This book is one of the best tactical manuals on empowering leaders I’ve read. A remarkable aspect is how freely David Marquet references other books and blogs for great ideas. Here’s someone who has thought about good leadership for a long time, tried and failed with the old models, and through experimentation in life-and-death situations come up with an answer that produced immediate and lasting results.
What follows are my favorite excerpts and quotes.
“Our greatest struggle is within ourselves. Whatever sense we have of thinking we know something is a barrier to continued learning.”
“To be a leader in service of others, to create other leaders, you need to give control.”
“Are you asking questions to make sure you know or to make sure they know?”
Leader-Follower: a wrong model for leadership
“The problem for Santa Fe wasn’t an absence of leadership. It was too much leadership of the wrong kind, the leader-follower kind.”
Signs of Leader-Follower mentality:
- Everyone was waiting for someone else
- Everyone below the captain and the department heads had their brain shut off
- Each time, someone up the chain of command hadn’t supported the initiative, so nothing happened
- Avoiding mistakes became the primary driver for all actions. They focused exclusively on satisfying the minimum requirements. Anything beyond that was ignored.
- “I’m getting told to do stuff before I even know I have stuff to do!”
- “Not only are they telling me to do stuff I already know I have to do, but also frequently I get told exactly how and when to do it. That takes away any decision-making opportunities I might have.”
- “Hi, what do you do on board?” I asked. “Whatever they tell me to do,” he immediately replied with unmistakable cynicism.
- Each CO is encouraged to maximize performance for his tour and his tour alone.
Leader-Leader: a better model
Is there scope for improvement?
“There was a thirst to do better. There would be an eagerness to change the way we were doing business that I could tap into.”
Are you willing to put yourself as a leader at risk?
“Would I be willing to be vulnerable to the effects of their decisions? On a submarine, a warship, there were lives at stake after all, not just our careers. I would retain accountability for Santa Fe’s operational performance but release control of the actual decisions to the department heads.”
The 3 ingredients of Leader-Leader:
- Give control
- Increase competence (control without competence is chaos)
- Improve organizational clarity
Mechanisms for Giving Control:
- “Achieve Excellence, Don’t Just Avoid Errors”
- “Find the Genetic Code for Control and Rewrite It”
- “Don’t move information to authority, move authority to the information.”

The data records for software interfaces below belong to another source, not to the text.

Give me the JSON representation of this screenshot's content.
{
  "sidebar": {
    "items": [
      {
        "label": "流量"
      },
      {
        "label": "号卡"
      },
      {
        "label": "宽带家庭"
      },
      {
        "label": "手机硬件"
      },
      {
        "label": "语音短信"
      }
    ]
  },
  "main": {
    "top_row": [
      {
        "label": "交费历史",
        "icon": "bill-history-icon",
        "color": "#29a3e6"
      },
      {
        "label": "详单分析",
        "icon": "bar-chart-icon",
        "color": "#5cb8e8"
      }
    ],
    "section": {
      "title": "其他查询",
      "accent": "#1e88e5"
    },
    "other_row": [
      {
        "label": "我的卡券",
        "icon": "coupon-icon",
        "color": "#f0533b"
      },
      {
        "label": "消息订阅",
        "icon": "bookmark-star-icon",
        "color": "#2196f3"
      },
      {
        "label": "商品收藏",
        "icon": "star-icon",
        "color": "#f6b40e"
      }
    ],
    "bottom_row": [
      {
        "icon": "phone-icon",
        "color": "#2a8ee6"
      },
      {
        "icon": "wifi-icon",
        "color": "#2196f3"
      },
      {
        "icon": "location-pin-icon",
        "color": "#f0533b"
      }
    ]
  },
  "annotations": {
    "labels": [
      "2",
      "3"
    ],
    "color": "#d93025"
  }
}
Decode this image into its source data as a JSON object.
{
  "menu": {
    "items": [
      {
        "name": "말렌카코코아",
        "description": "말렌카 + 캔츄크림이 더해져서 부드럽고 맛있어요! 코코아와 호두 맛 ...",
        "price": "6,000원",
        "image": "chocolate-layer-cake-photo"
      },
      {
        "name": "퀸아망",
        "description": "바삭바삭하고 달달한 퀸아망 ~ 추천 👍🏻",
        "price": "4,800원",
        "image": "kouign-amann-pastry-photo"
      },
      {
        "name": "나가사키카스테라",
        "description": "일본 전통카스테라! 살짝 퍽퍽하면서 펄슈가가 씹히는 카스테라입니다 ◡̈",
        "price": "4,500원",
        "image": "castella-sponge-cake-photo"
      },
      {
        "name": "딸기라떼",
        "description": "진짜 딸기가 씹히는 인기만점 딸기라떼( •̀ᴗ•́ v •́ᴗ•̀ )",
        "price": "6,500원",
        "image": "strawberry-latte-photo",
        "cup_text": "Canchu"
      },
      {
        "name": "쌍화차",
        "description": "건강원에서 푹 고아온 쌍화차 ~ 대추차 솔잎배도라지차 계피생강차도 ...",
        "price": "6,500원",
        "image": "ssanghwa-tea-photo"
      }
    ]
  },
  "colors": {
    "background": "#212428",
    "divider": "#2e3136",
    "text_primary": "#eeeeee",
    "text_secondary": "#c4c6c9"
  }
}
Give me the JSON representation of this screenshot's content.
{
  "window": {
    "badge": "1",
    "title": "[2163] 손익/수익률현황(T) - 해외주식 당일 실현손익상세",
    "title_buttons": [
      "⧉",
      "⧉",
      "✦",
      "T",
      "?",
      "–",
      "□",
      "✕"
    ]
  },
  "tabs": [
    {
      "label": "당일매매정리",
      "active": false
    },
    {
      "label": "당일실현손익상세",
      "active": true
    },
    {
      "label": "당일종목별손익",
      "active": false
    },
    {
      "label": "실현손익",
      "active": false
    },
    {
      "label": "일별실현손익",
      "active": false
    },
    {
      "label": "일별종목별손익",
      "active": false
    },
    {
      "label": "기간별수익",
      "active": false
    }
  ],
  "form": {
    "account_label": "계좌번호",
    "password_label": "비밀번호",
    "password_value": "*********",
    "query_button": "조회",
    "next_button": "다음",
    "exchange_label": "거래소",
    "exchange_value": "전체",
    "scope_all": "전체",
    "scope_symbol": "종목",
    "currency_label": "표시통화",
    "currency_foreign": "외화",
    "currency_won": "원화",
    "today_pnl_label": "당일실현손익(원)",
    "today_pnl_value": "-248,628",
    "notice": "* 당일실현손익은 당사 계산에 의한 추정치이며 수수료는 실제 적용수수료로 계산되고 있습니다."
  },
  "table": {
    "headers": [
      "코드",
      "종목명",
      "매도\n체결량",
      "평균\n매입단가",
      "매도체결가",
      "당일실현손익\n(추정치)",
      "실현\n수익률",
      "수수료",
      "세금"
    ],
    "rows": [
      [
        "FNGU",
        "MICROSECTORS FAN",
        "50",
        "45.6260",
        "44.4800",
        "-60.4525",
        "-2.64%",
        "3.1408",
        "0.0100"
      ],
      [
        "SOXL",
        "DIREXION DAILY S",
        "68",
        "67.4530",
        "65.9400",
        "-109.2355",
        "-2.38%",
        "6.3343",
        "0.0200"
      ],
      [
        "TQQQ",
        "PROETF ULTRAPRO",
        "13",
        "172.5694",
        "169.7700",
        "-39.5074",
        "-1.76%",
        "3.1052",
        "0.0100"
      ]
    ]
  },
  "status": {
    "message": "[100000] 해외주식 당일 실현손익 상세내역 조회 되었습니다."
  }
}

- “Act Your Way to New Thinking”
- “Short, Early Conversations Make Efficient Work”
- “Use “I Intend to . . .” to Turn Passive Followers into Active Leaders”
- “Resist the Urge to Provide Solutions”
- “Eliminate Top-Down Monitoring Systems”
- “Think Out Loud“
- “Embrace the Inspectors“
Mechanisms for Increasing Competence:
- “Take Deliberate Action“
- “We Learn (Everywhere, All the Time)”
- “Don’t Brief, Certify“
- “Continually and Consistently Repeat the Message”
- “Specify Goals, Not Methods”
Mechanisms for Improving Organizational Clarity:
- “Build Trust and Take Care of Your People”
- “Use Your Legacy for Inspiration”
- “Use Guiding Principles for Decision Criteria”
- “Use Immediate Recognition to Reinforce Desired Behaviors”
- “Begin with the End in Mind”
- “Encourage a Questioning Attitude over Blind Obedience”
- “Don’t Empower, Emancipate“
Note: this is part of my 2016 reading list. Check out the complete list here.